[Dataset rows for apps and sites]

%%

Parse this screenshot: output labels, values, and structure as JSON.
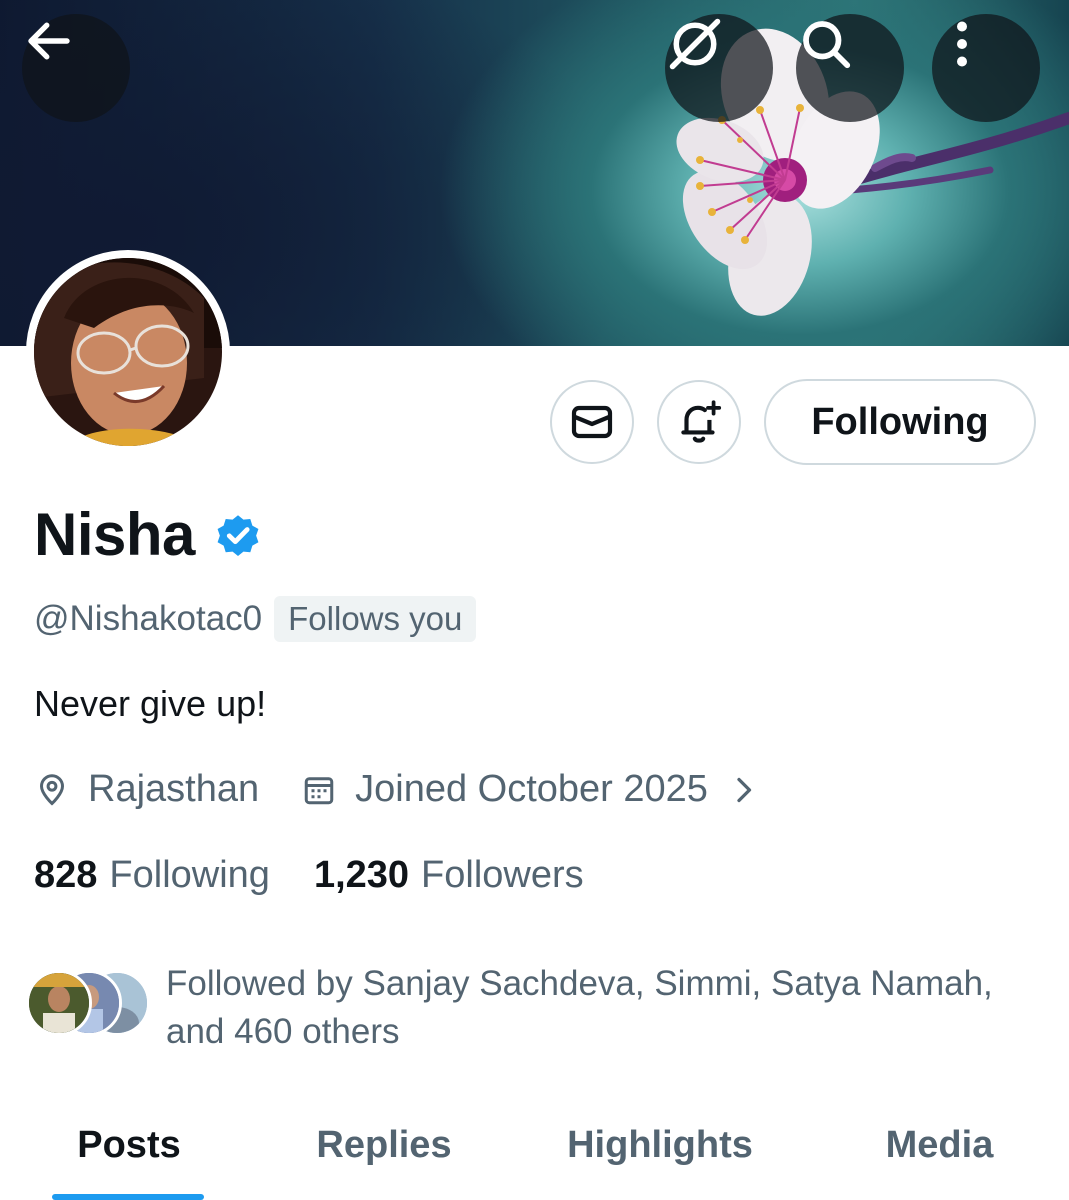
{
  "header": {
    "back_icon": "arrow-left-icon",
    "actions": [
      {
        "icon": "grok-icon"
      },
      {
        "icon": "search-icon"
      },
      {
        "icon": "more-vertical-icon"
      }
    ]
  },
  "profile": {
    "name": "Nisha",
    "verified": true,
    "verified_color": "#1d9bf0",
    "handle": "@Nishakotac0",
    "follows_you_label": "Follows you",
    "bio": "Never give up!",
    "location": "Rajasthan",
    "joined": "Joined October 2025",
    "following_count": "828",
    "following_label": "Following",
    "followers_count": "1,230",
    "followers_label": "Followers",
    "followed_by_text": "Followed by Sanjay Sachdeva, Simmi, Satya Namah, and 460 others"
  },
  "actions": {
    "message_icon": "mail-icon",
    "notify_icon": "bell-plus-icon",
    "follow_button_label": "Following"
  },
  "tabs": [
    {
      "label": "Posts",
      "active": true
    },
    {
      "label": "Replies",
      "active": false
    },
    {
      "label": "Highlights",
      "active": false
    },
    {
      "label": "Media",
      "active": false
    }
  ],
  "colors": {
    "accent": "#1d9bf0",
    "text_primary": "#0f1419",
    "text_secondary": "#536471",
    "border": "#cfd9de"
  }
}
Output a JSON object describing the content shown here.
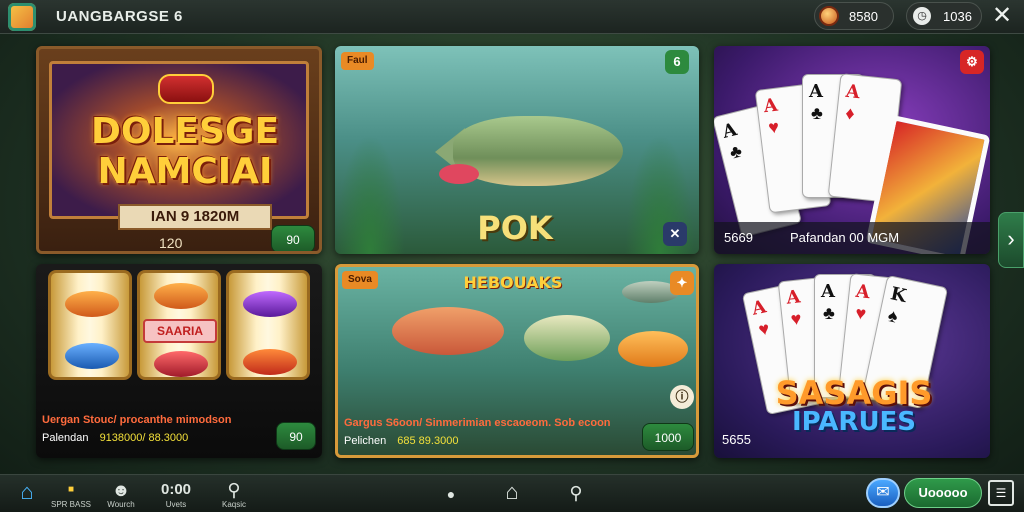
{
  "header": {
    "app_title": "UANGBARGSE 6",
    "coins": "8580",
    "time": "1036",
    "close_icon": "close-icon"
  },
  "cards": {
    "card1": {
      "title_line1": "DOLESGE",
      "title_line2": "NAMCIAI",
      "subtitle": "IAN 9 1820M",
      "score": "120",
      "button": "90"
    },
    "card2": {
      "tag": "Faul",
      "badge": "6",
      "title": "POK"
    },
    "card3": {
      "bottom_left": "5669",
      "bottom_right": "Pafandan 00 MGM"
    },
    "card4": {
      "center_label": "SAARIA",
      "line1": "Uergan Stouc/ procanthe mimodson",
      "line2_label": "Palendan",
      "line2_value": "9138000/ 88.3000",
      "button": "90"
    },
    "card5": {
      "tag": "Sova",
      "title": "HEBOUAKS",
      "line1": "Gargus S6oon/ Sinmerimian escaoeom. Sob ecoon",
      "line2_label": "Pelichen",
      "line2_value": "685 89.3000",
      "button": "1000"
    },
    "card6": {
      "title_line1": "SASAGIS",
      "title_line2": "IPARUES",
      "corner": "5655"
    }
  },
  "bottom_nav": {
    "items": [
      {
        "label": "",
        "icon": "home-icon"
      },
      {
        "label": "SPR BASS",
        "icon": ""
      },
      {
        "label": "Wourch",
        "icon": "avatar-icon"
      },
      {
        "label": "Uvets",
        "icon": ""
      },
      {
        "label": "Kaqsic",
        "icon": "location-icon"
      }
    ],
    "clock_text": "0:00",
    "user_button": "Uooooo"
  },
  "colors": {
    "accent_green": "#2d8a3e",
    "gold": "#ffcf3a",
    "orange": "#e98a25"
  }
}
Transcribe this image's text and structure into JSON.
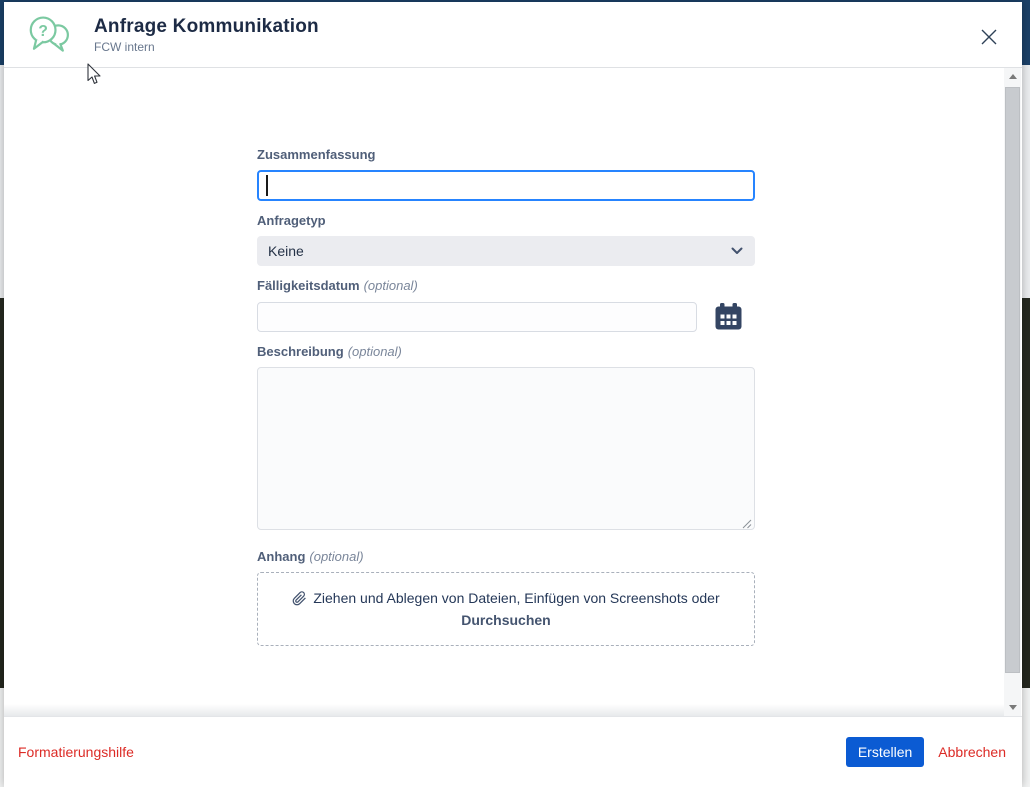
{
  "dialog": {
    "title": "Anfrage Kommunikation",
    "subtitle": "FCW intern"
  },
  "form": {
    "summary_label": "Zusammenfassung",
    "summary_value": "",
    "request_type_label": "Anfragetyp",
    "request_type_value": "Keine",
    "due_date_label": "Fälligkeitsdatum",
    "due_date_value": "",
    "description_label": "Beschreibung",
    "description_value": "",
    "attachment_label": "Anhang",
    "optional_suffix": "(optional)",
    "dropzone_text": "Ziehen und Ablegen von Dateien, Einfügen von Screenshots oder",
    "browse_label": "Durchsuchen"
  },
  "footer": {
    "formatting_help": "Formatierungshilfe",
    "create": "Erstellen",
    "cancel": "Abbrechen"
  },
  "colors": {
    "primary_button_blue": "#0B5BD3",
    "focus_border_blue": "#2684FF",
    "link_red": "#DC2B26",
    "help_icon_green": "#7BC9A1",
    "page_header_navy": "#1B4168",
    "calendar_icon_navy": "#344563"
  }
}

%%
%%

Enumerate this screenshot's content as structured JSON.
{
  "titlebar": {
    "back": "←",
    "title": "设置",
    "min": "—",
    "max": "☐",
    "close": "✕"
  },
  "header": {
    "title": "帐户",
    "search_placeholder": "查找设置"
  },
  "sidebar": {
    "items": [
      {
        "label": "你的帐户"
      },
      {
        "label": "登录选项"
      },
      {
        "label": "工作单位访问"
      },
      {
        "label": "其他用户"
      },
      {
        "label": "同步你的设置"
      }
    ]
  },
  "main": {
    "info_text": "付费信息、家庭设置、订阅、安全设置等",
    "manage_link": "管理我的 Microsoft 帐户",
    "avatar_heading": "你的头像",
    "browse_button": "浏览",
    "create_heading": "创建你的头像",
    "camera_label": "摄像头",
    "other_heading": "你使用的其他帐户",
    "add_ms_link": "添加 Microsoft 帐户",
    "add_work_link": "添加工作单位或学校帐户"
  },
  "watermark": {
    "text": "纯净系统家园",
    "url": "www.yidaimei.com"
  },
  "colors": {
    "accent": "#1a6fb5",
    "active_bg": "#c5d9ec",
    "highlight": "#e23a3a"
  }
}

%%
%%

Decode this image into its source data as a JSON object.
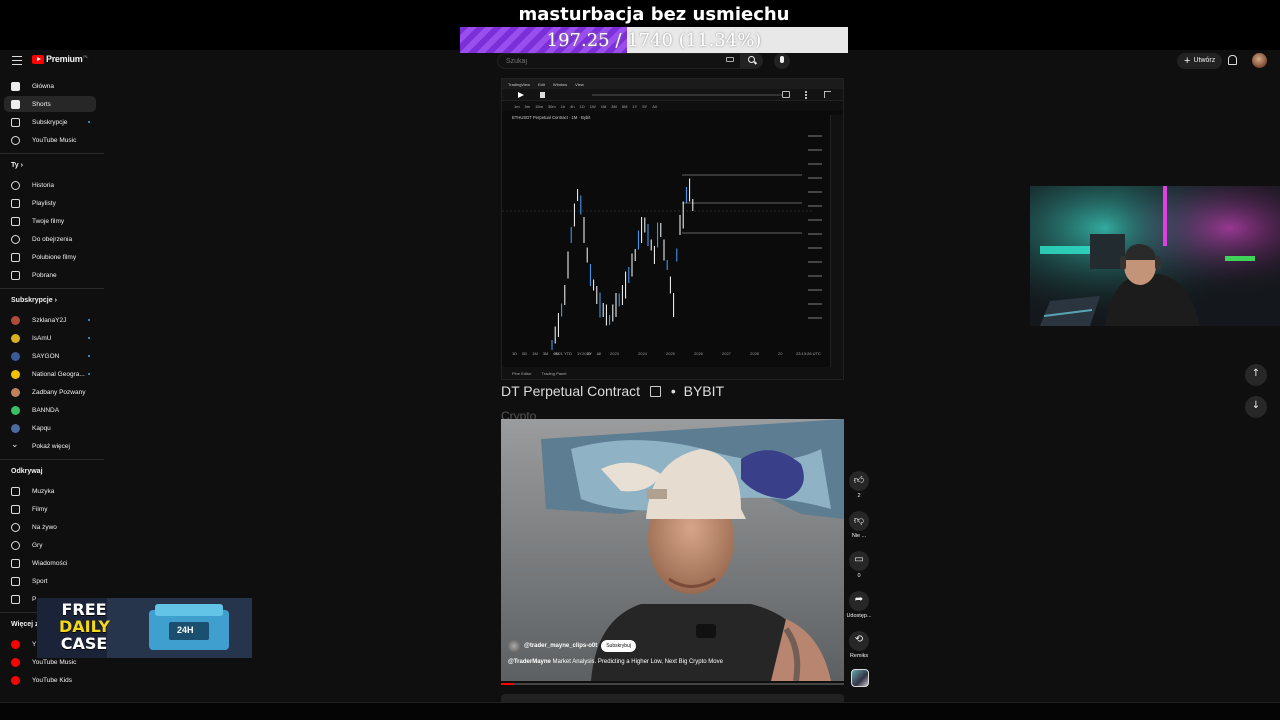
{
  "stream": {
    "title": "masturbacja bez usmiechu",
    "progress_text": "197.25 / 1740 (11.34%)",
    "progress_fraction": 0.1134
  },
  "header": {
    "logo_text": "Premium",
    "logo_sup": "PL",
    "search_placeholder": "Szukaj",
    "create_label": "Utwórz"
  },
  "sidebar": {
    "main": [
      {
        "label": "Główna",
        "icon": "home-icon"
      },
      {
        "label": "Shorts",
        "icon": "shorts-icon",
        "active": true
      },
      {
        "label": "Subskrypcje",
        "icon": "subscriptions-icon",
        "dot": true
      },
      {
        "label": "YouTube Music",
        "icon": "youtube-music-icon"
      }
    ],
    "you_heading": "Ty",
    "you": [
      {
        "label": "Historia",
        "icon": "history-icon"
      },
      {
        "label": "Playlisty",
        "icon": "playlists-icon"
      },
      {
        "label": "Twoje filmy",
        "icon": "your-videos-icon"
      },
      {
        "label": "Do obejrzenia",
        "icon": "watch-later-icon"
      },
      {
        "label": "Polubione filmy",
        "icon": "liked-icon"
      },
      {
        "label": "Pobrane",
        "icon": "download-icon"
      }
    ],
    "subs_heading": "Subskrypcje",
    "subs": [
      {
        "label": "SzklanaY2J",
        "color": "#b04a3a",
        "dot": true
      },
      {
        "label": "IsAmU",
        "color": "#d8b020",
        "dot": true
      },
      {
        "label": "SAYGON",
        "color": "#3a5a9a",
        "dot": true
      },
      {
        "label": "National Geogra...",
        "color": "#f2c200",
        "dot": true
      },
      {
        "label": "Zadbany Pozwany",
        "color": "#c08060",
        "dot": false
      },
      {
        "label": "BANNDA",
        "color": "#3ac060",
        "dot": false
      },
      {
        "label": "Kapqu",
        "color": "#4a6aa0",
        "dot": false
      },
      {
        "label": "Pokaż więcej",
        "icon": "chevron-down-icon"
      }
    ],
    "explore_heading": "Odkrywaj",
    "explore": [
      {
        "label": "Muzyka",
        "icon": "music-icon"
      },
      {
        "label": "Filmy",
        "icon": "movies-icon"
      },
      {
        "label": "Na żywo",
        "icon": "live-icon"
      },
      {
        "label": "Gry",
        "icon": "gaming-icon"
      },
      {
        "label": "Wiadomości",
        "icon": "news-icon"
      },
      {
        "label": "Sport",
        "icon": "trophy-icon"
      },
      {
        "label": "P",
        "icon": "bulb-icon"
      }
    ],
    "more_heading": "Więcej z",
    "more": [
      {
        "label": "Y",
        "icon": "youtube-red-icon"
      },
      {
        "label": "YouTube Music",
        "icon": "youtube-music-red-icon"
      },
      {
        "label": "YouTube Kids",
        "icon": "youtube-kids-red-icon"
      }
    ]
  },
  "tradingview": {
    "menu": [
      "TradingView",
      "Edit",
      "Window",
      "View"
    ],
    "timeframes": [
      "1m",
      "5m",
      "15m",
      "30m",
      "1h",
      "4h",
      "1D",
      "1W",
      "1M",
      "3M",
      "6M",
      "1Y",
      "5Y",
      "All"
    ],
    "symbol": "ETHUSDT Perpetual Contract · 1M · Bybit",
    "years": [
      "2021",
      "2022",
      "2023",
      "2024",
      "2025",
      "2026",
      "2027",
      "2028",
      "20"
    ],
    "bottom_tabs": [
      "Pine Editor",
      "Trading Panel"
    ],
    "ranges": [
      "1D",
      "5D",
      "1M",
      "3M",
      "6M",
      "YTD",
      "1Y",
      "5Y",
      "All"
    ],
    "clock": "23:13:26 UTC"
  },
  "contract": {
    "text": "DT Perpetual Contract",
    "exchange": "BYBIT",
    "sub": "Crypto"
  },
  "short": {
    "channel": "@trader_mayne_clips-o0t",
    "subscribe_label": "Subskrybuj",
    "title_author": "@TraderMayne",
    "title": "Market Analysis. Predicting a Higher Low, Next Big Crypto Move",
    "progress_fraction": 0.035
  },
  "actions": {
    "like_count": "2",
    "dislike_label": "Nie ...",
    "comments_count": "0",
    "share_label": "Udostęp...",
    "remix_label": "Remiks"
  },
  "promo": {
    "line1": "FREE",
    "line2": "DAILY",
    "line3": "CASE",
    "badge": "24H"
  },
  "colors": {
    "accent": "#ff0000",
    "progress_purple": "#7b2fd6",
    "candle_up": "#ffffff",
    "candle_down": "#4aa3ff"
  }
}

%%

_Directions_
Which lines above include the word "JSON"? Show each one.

_Output_
Parse this screenshot: output labels, values, and structure as JSON.
Output a JSON object describing the content shown here.
Transcribe this image's text and structure into JSON.
Enumerate this screenshot's content as structured JSON.
Decode this image into its source data as a JSON object.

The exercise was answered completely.